With vaccination rates still relatively stagnant and more people gathering indoors for holiday celebrations, Stanly County has seen a modest uptick in new coronavirus cases, though there has not yet been any detection of the new omicron variant.

The county recorded 159 new cases last week, according to data from the Stanly County Health Department, the highest total in almost two months. So far this week, there have already been 169 new cases, with Friday’s total not yet accounted for.

The county’s percent positivity rate, which was less than seven percent a month ago, has risen to 10 percent this week for the first time since early October, when the rate was almost 13 percent.

There have been three new deaths recorded so far this month and 10 people are hospitalized. Since vaccinations have become available, a total of six fully vaccinated individuals have died from the virus, which accounts for about three percent of the 216 deaths since the pandemic began.

The big looming question is what kind of affect Omicron will have in the county (it’s been detected in 25 states though not yet in North Carolina). Much remains unknown about the new variant, including whether it is more transmissible and capable of causing more serious illness.

According to the most recent sequencing data, around 99 percent of sequenced specimens in the state have been from the delta variant, Jenkins told county commissioners this week.

While Stanly is still in better shape than it was in late summer and fall, when the delta variant was wrecking havoc across the country (there were 474 new cases for the week of Sept. 17), the recent increase in the COVID-19 metrics has not been surprising.
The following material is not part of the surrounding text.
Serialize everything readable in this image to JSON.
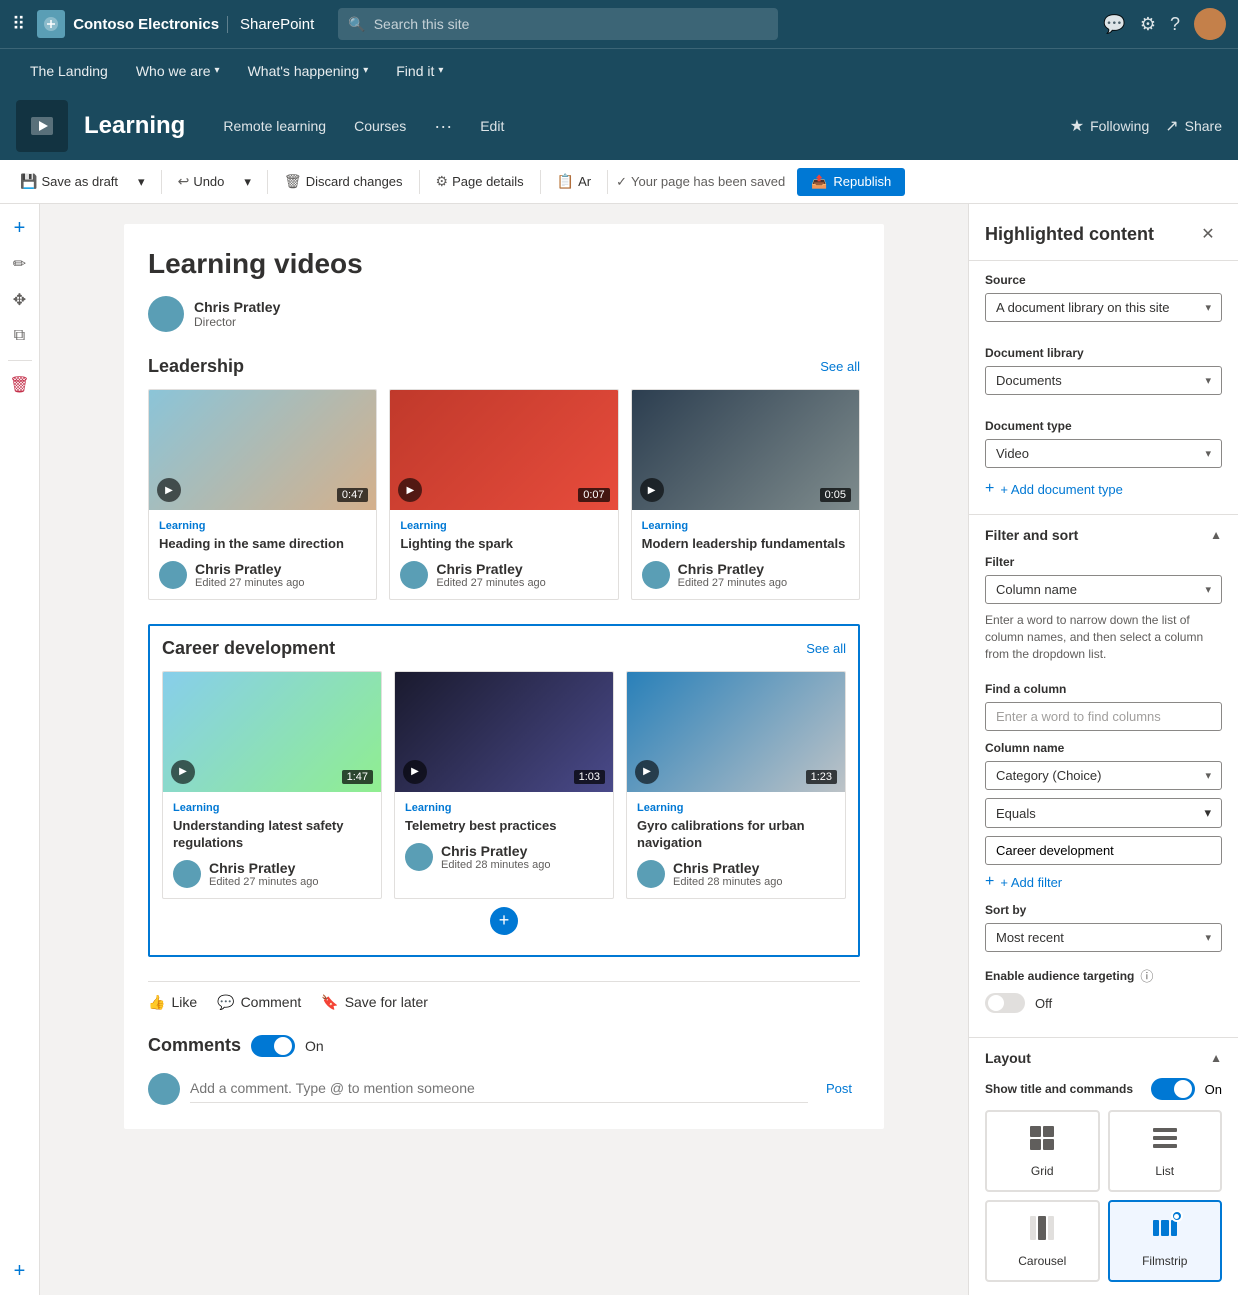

“We kind of expected an increase in positivity and cases throughout the holidays due to the seasonality of the virus and people coming together for the holidays,” said Health Director David Jenkins.

Unless more people get vaccinated — only 42 percent of residents have gotten both shots — there’s a good chance cases will continue to increase in the coming weeks, he said.

For November, about 130 Stanly County residents were vaccinated with at least one dose, according to state health data, the lowest total of the year. Just a few months earlier, in August, almost 480 people on average were getting shots each week.


Assuming the positivity rate continues to increase, Jenkins acknowledged there could be a time in the near future when the school system would have to seriously consider switching back to requiring masks, even though it would be deeply unpopular among large swaths of the public.

"We have to consider everybody when it comes to community health," Jenkins said, referring to people in schools who, for medical reasons, may not be able to adequately protect themselves by wearing masks or getting vaccinated. He said he is in regular communication with the school system.

Stanly is still listed as an area of high community transmission, according to the CDC’s COVID-19 tracker. The CDC recommends people in these areas to continue to wear masks.

Even though residents speaking out against masks can often receive attention, Jenkins said he regularly speaks with parents who are proponents of their children wearing masks in school.

The health department is still administering vaccinations each week from 9 a.m. to 4:30 p.m. It offers Moderna boosters on Monday and Tuesday, Pfizer boosters on Wednesday and Pfizer shots for children ages 5 to 11 on Friday.